10.The Resurrected On The Devil’s Hands


Russian outfit ‘Grimorium Verum’ (not to be confused with the Ecuadorian outfit of same name) has been around since 1996 (with a bit of a rest in between) and in ‘Revenant’ we have their fourth album. Named after the fraudulent magical text (as opposed to those real ones, obvs) ‘The Grimoire of Truth’ from the 18th Century, they certainly seem to have an affinity towards the esoteric. I have to confess to not having heard them before, but given their 485 Facebook likes, I’m willing to wager that plenty of other people haven’t either. Hopefully that will change.

Whilst they don’t list them amongst their influences, there is for me an undeniable influence of earlier COF here. For instance, they use a drum machine, and use it very well, but it’s incredibly reminiscent of Nicholas Barker, which is no bad thing at all.

‘Born Son of the Devil’ kicks off with a classic early COF style keyboard intro before the genre-typical metal and double-peddling (can you say that of a drum machine?) kicks in. ‘Blind Faith in Nothing’ is a track worthy of note, with some really interesting rhythmic and dynamic changes. In fact, it’s easier to mention the bits of the album that don’t work. For example, the singing sections on tracks like ‘The Good Serpentine Saint’. However, if this is the only criticism then I think that speaks volumes.

I really do like this album, not least because it reminds me of the fun bits of being a teenager, like when I bought ‘V Empire…’ with my paper-round money. There’s nothing here that anyone won’t have heard before, but it is a welcome release.

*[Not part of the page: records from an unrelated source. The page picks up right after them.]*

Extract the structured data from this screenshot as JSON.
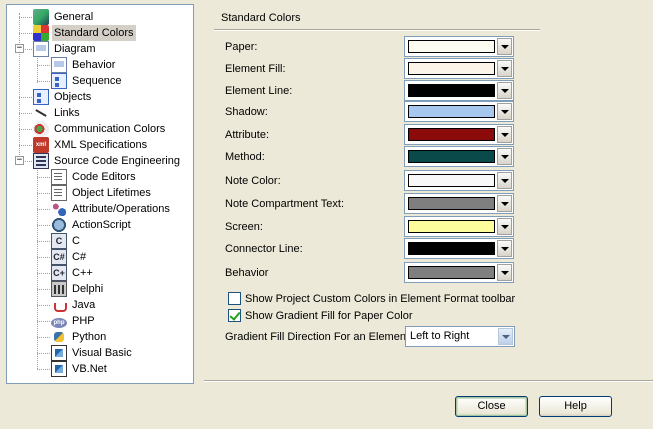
{
  "tree": {
    "items": [
      {
        "label": "General",
        "icon": "general-icon"
      },
      {
        "label": "Standard Colors",
        "icon": "standard-colors-icon",
        "selected": true
      },
      {
        "label": "Diagram",
        "icon": "diagram-icon",
        "expanded": true
      },
      {
        "label": "Behavior",
        "icon": "behavior-icon"
      },
      {
        "label": "Sequence",
        "icon": "sequence-icon"
      },
      {
        "label": "Objects",
        "icon": "objects-icon"
      },
      {
        "label": "Links",
        "icon": "links-icon"
      },
      {
        "label": "Communication Colors",
        "icon": "communication-colors-icon"
      },
      {
        "label": "XML Specifications",
        "icon": "xml-icon"
      },
      {
        "label": "Source Code Engineering",
        "icon": "source-code-icon",
        "expanded": true
      },
      {
        "label": "Code Editors",
        "icon": "code-editors-icon"
      },
      {
        "label": "Object Lifetimes",
        "icon": "object-lifetimes-icon"
      },
      {
        "label": "Attribute/Operations",
        "icon": "attribute-operations-icon"
      },
      {
        "label": "ActionScript",
        "icon": "actionscript-icon"
      },
      {
        "label": "C",
        "icon": "c-icon"
      },
      {
        "label": "C#",
        "icon": "csharp-icon"
      },
      {
        "label": "C++",
        "icon": "cpp-icon"
      },
      {
        "label": "Delphi",
        "icon": "delphi-icon"
      },
      {
        "label": "Java",
        "icon": "java-icon"
      },
      {
        "label": "PHP",
        "icon": "php-icon"
      },
      {
        "label": "Python",
        "icon": "python-icon"
      },
      {
        "label": "Visual Basic",
        "icon": "visual-basic-icon"
      },
      {
        "label": "VB.Net",
        "icon": "vbnet-icon"
      }
    ],
    "expander_minus": "−",
    "xml_glyph": "xml",
    "php_glyph": "php"
  },
  "section": {
    "title": "Standard Colors"
  },
  "colors": [
    {
      "label": "Paper:",
      "color": "#fcfbf2"
    },
    {
      "label": "Element Fill:",
      "color": "#fcf4e8"
    },
    {
      "label": "Element Line:",
      "color": "#000000"
    },
    {
      "label": "Shadow:",
      "color": "#a7c8ee"
    },
    {
      "label": "Attribute:",
      "color": "#8b0a0a"
    },
    {
      "label": "Method:",
      "color": "#0a4a4a"
    },
    {
      "label": "Note Color:",
      "color": "#f8f8f8"
    },
    {
      "label": "Note Compartment Text:",
      "color": "#7f7f7f"
    },
    {
      "label": "Screen:",
      "color": "#fcfc9c"
    },
    {
      "label": "Connector Line:",
      "color": "#000000"
    },
    {
      "label": "Behavior",
      "color": "#7f7f7f"
    }
  ],
  "options": {
    "show_custom_colors": {
      "label": "Show Project Custom Colors in Element Format toolbar",
      "checked": false
    },
    "show_gradient_fill": {
      "label": "Show Gradient Fill for Paper Color",
      "checked": true
    },
    "gradient_direction": {
      "label": "Gradient Fill Direction For an Element:",
      "value": "Left to Right"
    }
  },
  "buttons": {
    "close": "Close",
    "help": "Help"
  }
}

It’s clever, theatrical without being histrionic, and a thoroughly enjoyable listen.

Review by Bob Davidson